Change is present in every facet of our lives; it is inevitable. In my 18-and-half-year Air Force career, I have seen many changes personally and professionally. One example was a major change that moved me across the country when I received new assignment at Langley AFB in Hampton, Va. While the move was based on Air Force needs, it gave me the chance to discover CSX’s Peninsula Subdivision, its coal heritage, and some changes the railroad endured itself. From a Westerner, I found what was most impressive of all was the subdivision’s coal prowess. That prowess dates back to the railway’s inception nearly 134 years ago.
The coal industry began to boom near the end of the 1800s. West Virginia coal production was on the rise, as was the demand to ship it. Chesapeake & Ohio began to search for a suitable port close to the mines to export the coal. C&O already served Richmond at that time; however, James River depth limits prevented large collier ships from reaching these ports. Mild winters, port access, and its close proximity to the Chesapeake Bay and Atlantic Ocean made Newport News a perfect location. Using land that Collis P. Huntington previously purchased in the 1870s, C&O began construction of the line until Richmond was connected to the docks at Newport News, where trains could directly deliver coal to large ships.

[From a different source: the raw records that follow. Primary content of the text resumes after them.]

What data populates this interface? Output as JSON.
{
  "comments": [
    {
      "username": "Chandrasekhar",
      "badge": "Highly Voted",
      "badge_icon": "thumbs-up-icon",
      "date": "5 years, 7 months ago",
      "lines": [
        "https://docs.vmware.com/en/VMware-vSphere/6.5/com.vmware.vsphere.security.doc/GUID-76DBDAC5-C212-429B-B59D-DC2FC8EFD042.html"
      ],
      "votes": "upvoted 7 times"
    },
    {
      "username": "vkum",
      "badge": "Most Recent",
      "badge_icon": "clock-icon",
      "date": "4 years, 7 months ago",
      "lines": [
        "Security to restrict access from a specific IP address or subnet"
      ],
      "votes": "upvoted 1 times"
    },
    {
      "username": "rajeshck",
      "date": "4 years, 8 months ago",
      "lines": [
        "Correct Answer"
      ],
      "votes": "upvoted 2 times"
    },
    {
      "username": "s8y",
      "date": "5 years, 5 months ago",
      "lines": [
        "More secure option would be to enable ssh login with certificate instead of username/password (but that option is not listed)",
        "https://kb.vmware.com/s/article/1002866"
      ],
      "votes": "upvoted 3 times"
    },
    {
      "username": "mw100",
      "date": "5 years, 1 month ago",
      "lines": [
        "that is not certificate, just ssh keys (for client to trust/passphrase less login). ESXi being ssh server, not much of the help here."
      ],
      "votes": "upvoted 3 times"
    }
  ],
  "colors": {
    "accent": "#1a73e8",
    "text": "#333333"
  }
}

Construction began in December 1880 with crews working from both ends. This two-sided approach enabled workers to finish the line quickly. Completed on October 16, 1881, C&O dubbed its new line the “Peninsula Extension.” The line encompassed roughly 75 miles of railway from Richmond to the coal piers of Newport News, Virginia. In its first year, C&O delivered roughly 255,000 tons of coal to the ports at Newport News. During 2013, CSX delivered an astounding 28.76 million tons. Advances in both the railroad and coal industry have enabled CSX to move coal tonnage that C&O could never have dreamt of when the railroad and coal piers were built.
CSX delivers today’s tonnage using 100- to 150-car unit coal trains (typically 150 cars). At the port, one of two coal terminal operators unloads the trains: Kinder Morgan or Dominion Terminal Associates. Each terminal empties the unit trains by tandem rotary dumpers in about four hours and promptly returns the empty hoppers to CSX for the trip back to the coalfields. Meanwhile, the newly arrived coal rides a system of conveyor belts to one of two 1,000-ton storage silos, where it is weighed and sampled. From there, another conveyor belt moves the coal to the ship or into storage. Conveyor belts, dozers, and reclaimers manage the storage piles. Prior to all ship loading, the coal enters one of two outbound silos, where it is blended according to customer need. One final weighing, and then the ship is loaded.
It is hard to grasp the scope of 28.76 million tons of coal. How do you put it to scale? Well, mathematically, one hopper delivers about 120 tons, which means it took 239,666 hoppers to fulfill 2013’s coal demand. Visually, photographing coal trains along the Peninsula Subdivision for a few months, you will see what seems to be nothing but coal trains. But honestly, for me it was not until I discovered vantage points from the Mercury Boulevard overpass and the coal ports themselves at Newport News where coal’s dominance became prevalent. From the overpass, there are days where, no matter which direction you look, coal hoppers are visible as far as the eye can see. In the coal ports, enormous piles of coal 80 feet high dwarf the coal hoppers delivering it. These vantage points showcase the railroad’s coal prowess…